Every record must come back unchanged, apart from the pictures, which are dropped.

-------- EXTRACTED INFORMATION

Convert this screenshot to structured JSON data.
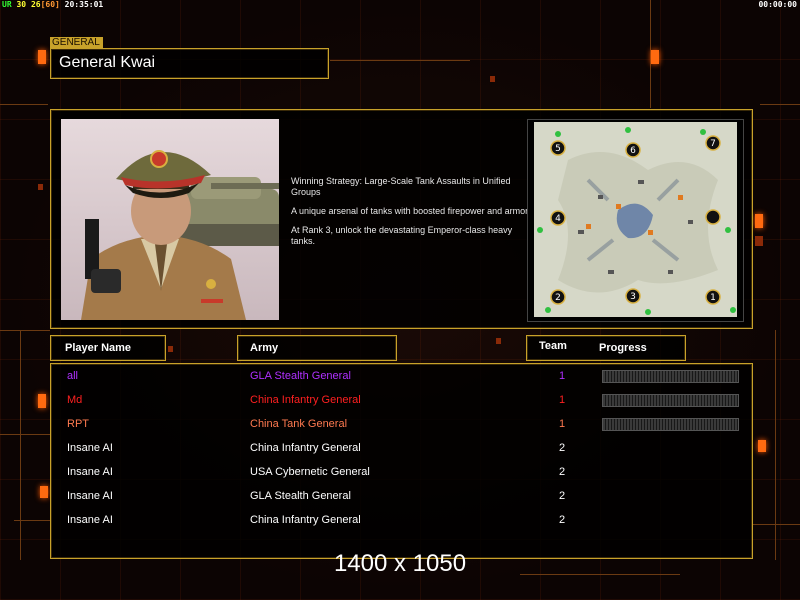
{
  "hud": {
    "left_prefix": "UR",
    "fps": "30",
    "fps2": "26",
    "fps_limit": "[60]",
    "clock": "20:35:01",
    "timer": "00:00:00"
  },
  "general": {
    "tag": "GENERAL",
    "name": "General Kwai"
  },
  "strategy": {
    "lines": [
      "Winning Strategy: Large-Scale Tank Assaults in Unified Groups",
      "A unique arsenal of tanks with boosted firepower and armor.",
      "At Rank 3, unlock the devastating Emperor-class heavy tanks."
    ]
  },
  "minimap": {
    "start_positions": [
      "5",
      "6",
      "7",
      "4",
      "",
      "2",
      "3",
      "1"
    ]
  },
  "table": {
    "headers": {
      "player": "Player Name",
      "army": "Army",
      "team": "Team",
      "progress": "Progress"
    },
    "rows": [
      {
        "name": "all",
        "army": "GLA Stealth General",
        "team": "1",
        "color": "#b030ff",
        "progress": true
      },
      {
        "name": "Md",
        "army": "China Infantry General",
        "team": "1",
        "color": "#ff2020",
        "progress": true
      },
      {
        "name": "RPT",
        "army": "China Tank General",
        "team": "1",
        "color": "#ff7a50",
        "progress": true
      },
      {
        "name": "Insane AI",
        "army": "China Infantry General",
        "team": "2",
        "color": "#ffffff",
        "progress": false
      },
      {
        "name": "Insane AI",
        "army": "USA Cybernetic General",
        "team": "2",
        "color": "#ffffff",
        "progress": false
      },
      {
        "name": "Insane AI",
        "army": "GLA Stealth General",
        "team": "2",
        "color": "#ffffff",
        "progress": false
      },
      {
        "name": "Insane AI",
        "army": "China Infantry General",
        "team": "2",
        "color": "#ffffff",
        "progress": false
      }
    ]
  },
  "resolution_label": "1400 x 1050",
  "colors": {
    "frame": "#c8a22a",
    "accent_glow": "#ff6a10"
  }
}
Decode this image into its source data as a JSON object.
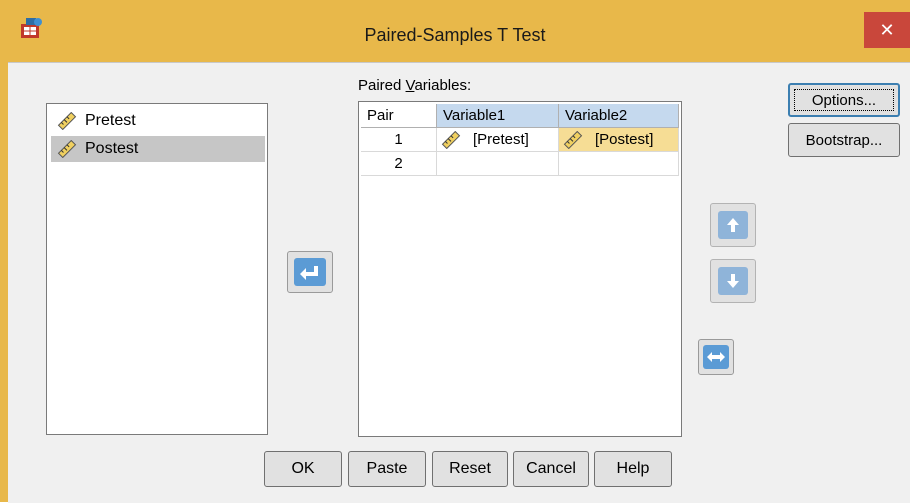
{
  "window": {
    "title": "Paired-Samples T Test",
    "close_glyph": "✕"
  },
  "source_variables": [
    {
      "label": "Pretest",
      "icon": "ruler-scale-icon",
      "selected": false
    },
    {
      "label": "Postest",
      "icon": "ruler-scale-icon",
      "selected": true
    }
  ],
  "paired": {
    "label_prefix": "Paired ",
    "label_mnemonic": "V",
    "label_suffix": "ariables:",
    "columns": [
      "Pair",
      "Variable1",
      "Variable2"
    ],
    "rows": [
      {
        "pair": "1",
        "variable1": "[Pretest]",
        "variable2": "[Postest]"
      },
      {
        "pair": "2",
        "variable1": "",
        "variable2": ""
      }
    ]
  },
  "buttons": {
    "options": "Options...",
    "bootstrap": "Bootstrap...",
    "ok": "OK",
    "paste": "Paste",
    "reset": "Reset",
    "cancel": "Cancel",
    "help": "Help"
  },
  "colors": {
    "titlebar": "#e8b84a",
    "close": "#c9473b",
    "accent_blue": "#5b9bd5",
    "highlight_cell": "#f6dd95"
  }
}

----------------

RESULT =>
Convert this screenshot to structured JSON data.
{
  "hud": {
    "left_prefix": "UR",
    "fps": "30",
    "fps2": "26",
    "fps_limit": "[60]",
    "clock": "20:35:01",
    "timer": "00:00:00"
  },
  "general": {
    "tag": "GENERAL",
    "name": "General Kwai"
  },
  "strategy": {
    "lines": [
      "Winning Strategy: Large-Scale Tank Assaults in Unified Groups",
      "A unique arsenal of tanks with boosted firepower and armor.",
      "At Rank 3, unlock the devastating Emperor-class heavy tanks."
    ]
  },
  "minimap": {
    "start_positions": [
      "5",
      "6",
      "7",
      "4",
      "",
      "2",
      "3",
      "1"
    ]
  },
  "table": {
    "headers": {
      "player": "Player Name",
      "army": "Army",
      "team": "Team",
      "progress": "Progress"
    },
    "rows": [
      {
        "name": "all",
        "army": "GLA Stealth General",
        "team": "1",
        "color": "#b030ff",
        "progress": true
      },
      {
        "name": "Md",
        "army": "China Infantry General",
        "team": "1",
        "color": "#ff2020",
        "progress": true
      },
      {
        "name": "RPT",
        "army": "China Tank General",
        "team": "1",
        "color": "#ff7a50",
        "progress": true
      },
      {
        "name": "Insane AI",
        "army": "China Infantry General",
        "team": "2",
        "color": "#ffffff",
        "progress": false
      },
      {
        "name": "Insane AI",
        "army": "USA Cybernetic General",
        "team": "2",
        "color": "#ffffff",
        "progress": false
      },
      {
        "name": "Insane AI",
        "army": "GLA Stealth General",
        "team": "2",
        "color": "#ffffff",
        "progress": false
      },
      {
        "name": "Insane AI",
        "army": "China Infantry General",
        "team": "2",
        "color": "#ffffff",
        "progress": false
      }
    ]
  },
  "resolution_label": "1400 x 1050",
  "colors": {
    "frame": "#c8a22a",
    "accent_glow": "#ff6a10"
  }
}
Decode this image into its source data as a JSON object.
{
  "window": {
    "title": "Paired-Samples T Test",
    "close_glyph": "✕"
  },
  "source_variables": [
    {
      "label": "Pretest",
      "icon": "ruler-scale-icon",
      "selected": false
    },
    {
      "label": "Postest",
      "icon": "ruler-scale-icon",
      "selected": true
    }
  ],
  "paired": {
    "label_prefix": "Paired ",
    "label_mnemonic": "V",
    "label_suffix": "ariables:",
    "columns": [
      "Pair",
      "Variable1",
      "Variable2"
    ],
    "rows": [
      {
        "pair": "1",
        "variable1": "[Pretest]",
        "variable2": "[Postest]"
      },
      {
        "pair": "2",
        "variable1": "",
        "variable2": ""
      }
    ]
  },
  "buttons": {
    "options": "Options...",
    "bootstrap": "Bootstrap...",
    "ok": "OK",
    "paste": "Paste",
    "reset": "Reset",
    "cancel": "Cancel",
    "help": "Help"
  },
  "colors": {
    "titlebar": "#e8b84a",
    "close": "#c9473b",
    "accent_blue": "#5b9bd5",
    "highlight_cell": "#f6dd95"
  }
}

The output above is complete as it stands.